BEIRUT — Militants linked to al-Qaeda have shot dead at least 20 members of Syria’s minority Druze community during a standoff at a village in a northwestern province, according to monitoring and opposition groups.
The incident, which the groups said happened Wednesday, highlights the threat to Syria’s many religious minorities from the extremist factions such as al-Qaeda’s Syria affiliate, known as Jabhat al-Nusra, that are seizing significant territory from President Bashar al-Assad.
Meanwhile, a coalition of more moderate rebel groups known as the Southern Front launched a major assault Thursday on a military airfield in the south. The attack on the Thaala air base comes two days after the coalition overran a nearby army base defended by forces loyal to the Assad government, which has lost significant territory recently to the Southern Front as well as to extremists such as Jabhat al-Nusra in the northwest and the Islamic State in the east.
A spokesman claimed that Southern Front fighters had taken control of the air base, located in the southern Sweida province. “We have liberated the Thaala military airport in Sweida,” said Issam al-Reis. He noted that government aircraft used the facility for especially devastating barrel-bomb attacks on civilian areas.
Syrian state television denied that Thaala had fallen.
Also Thursday, there were unconfirmed reports that rebels downed a regime warplane in southern Syria. Photographs posted on Twitter show what appears to be a Russian-made jet fighter on fire as it falls from the sky, although the authenticity of the images could not be verified. The Southern Front claimed on Twitter that it had shot down the plane over the eastern Daraa province, near Sweida and the Jordan border.

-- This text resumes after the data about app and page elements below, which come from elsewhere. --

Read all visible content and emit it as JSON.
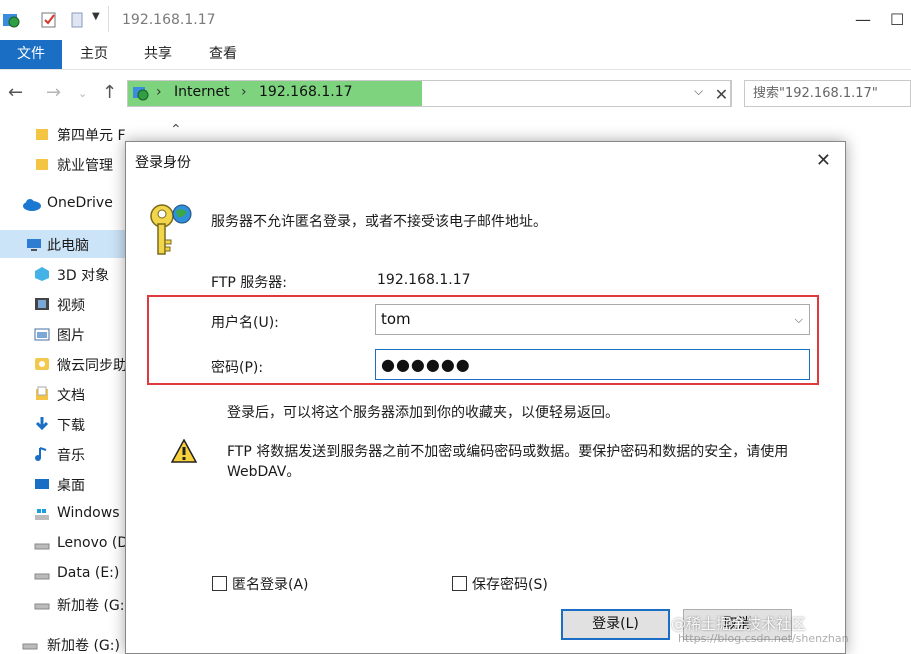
{
  "window": {
    "title": "192.168.1.17",
    "controls": {
      "minimize": "—",
      "maximize": "☐"
    }
  },
  "ribbon": {
    "file_tab": "文件",
    "tabs": [
      "主页",
      "共享",
      "查看"
    ]
  },
  "address_bar": {
    "segments": [
      "Internet",
      "192.168.1.17"
    ],
    "search_placeholder": "搜索\"192.168.1.17\""
  },
  "sidebar": {
    "items": [
      {
        "label": "第四单元 FTP服务",
        "icon": "folder-icon"
      },
      {
        "label": "就业管理",
        "icon": "folder-icon"
      },
      {
        "label": "OneDrive",
        "icon": "cloud-icon"
      },
      {
        "label": "此电脑",
        "icon": "computer-icon",
        "selected": true
      },
      {
        "label": "3D 对象",
        "icon": "cube-icon"
      },
      {
        "label": "视频",
        "icon": "film-icon"
      },
      {
        "label": "图片",
        "icon": "picture-icon"
      },
      {
        "label": "微云同步助",
        "icon": "cloud-sync-icon"
      },
      {
        "label": "文档",
        "icon": "document-icon"
      },
      {
        "label": "下载",
        "icon": "download-icon"
      },
      {
        "label": "音乐",
        "icon": "music-icon"
      },
      {
        "label": "桌面",
        "icon": "desktop-icon"
      },
      {
        "label": "Windows",
        "icon": "drive-windows-icon"
      },
      {
        "label": "Lenovo (D",
        "icon": "drive-icon"
      },
      {
        "label": "Data (E:)",
        "icon": "drive-icon"
      },
      {
        "label": "新加卷 (G:",
        "icon": "drive-icon"
      },
      {
        "label": "新加卷 (G:)",
        "icon": "drive-icon"
      }
    ]
  },
  "dialog": {
    "title": "登录身份",
    "message": "服务器不允许匿名登录，或者不接受该电子邮件地址。",
    "server_label": "FTP 服务器:",
    "server_value": "192.168.1.17",
    "username_label": "用户名(U):",
    "username_value": "tom",
    "password_label": "密码(P):",
    "password_value": "●●●●●●",
    "info_text": "登录后，可以将这个服务器添加到你的收藏夹，以便轻易返回。",
    "warning_line1": "FTP 将数据发送到服务器之前不加密或编码密码或数据。要保护密码和数据的安全，请使用",
    "warning_line2": "WebDAV。",
    "anonymous_label": "匿名登录(A)",
    "save_password_label": "保存密码(S)",
    "login_button": "登录(L)",
    "cancel_button": "取消"
  },
  "watermark": {
    "text": "@稀土掘金技术社区",
    "url": "https://blog.csdn.net/shenzhan"
  },
  "colors": {
    "accent": "#1a6fc4",
    "address_highlight": "#7ed37f",
    "annotation_red": "#e0393e",
    "selected_bg": "#cce4f7"
  }
}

The Syrian military said one of its aircraft had crashed in the area.
The Sweida province, which borders U.S. ally Jordan, is home to a large community of Syria’s Druze, who have sided with the Assad regime during the four-year-old civil war and are increasingly alarmed by the recent rebel advances. Extremist Sunnis linked to al-Qaeda and the Islamic State have threatened Sweida and view the Druze, a 10th-century offshoot of Shiite Islam who also live in Lebanon and Israel, as apostates.
In the Druze village of Qalb Lawzeh in Syria’s northwestern Idlib province, Jabhat al-Nusra militants gunned down “dozens” of residents on Wednesday, according to the Syrian Observatory for Human Rights. The al-Qaeda wing, also known as Nusra, seized the village last year.
The Britain-based Observatory, which relies on activists in Syria to monitor the civil war, said the killings happened after a Nusra fighter of Tunisian origin tried to confiscate the home of a village resident. Dozens of residents protested the move, prompting the Nusra militants to open fire. Among those killed was a teenage boy, the Observatory’s head, Rami Abdulrahman, a pseudonym, said by telephone.
The Western-backed Syrian National Coalition, an opposition group, put the number of those killed by Nusra in the “dozens.”
Mohammad al-Omar, an anti-government activist in Idlib, said some residents blamed the incident on anger at attempts by Nusra to impose a religious tax on groups that are not considered to be Muslim. Anger has grown over such attempts, he said, describing the tax as “a way for Nusra to raise money.”
With backing from Saudi Arabia, Turkey and Qatar, a coalition of largely Islamist rebels that includes Nusra has seized control over nearly all of Idlib.
Sam Alrefaie in Beirut contributed to this report.